WORK TASK |
Without including any picture, return the complete set of records exactly.

(MATERIAL PROVIDED Opens)

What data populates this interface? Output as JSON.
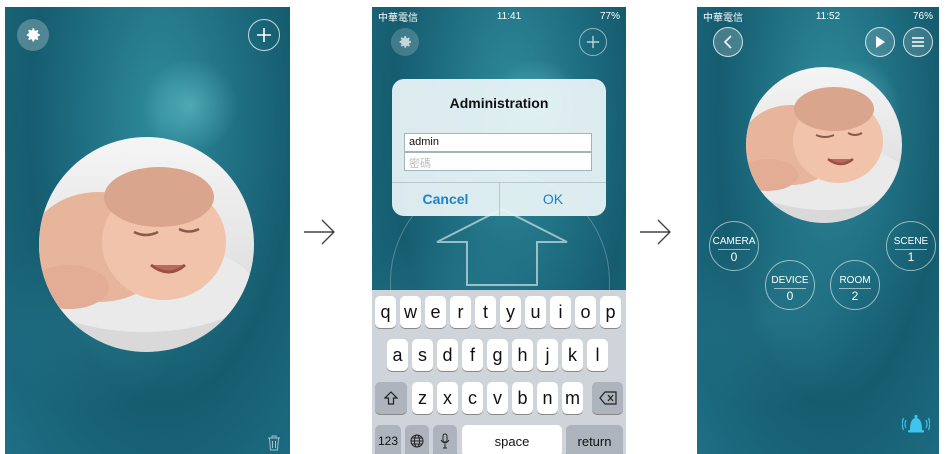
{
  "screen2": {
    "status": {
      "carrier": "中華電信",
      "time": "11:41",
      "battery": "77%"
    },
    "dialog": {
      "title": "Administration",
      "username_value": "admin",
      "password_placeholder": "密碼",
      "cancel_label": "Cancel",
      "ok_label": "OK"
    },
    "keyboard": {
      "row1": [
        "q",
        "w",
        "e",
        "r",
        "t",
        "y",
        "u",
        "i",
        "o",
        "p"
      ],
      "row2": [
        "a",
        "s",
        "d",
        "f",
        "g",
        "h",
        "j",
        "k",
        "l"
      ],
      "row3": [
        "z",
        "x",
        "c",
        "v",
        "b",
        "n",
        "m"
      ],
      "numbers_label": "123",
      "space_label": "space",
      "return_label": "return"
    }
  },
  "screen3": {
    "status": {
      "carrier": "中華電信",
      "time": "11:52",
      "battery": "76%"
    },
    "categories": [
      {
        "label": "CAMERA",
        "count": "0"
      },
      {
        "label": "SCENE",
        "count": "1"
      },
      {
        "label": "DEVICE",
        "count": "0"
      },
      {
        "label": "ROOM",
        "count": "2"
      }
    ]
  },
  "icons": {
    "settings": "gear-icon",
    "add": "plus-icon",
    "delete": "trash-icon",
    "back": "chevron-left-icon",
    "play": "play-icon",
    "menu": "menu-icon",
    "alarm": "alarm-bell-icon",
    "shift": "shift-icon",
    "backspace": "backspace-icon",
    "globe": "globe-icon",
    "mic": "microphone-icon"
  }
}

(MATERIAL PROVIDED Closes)

WRITTEN ANSWER |
What data populates this interface? Output as JSON.
{
  "screen2": {
    "status": {
      "carrier": "中華電信",
      "time": "11:41",
      "battery": "77%"
    },
    "dialog": {
      "title": "Administration",
      "username_value": "admin",
      "password_placeholder": "密碼",
      "cancel_label": "Cancel",
      "ok_label": "OK"
    },
    "keyboard": {
      "row1": [
        "q",
        "w",
        "e",
        "r",
        "t",
        "y",
        "u",
        "i",
        "o",
        "p"
      ],
      "row2": [
        "a",
        "s",
        "d",
        "f",
        "g",
        "h",
        "j",
        "k",
        "l"
      ],
      "row3": [
        "z",
        "x",
        "c",
        "v",
        "b",
        "n",
        "m"
      ],
      "numbers_label": "123",
      "space_label": "space",
      "return_label": "return"
    }
  },
  "screen3": {
    "status": {
      "carrier": "中華電信",
      "time": "11:52",
      "battery": "76%"
    },
    "categories": [
      {
        "label": "CAMERA",
        "count": "0"
      },
      {
        "label": "SCENE",
        "count": "1"
      },
      {
        "label": "DEVICE",
        "count": "0"
      },
      {
        "label": "ROOM",
        "count": "2"
      }
    ]
  },
  "icons": {
    "settings": "gear-icon",
    "add": "plus-icon",
    "delete": "trash-icon",
    "back": "chevron-left-icon",
    "play": "play-icon",
    "menu": "menu-icon",
    "alarm": "alarm-bell-icon",
    "shift": "shift-icon",
    "backspace": "backspace-icon",
    "globe": "globe-icon",
    "mic": "microphone-icon"
  }
}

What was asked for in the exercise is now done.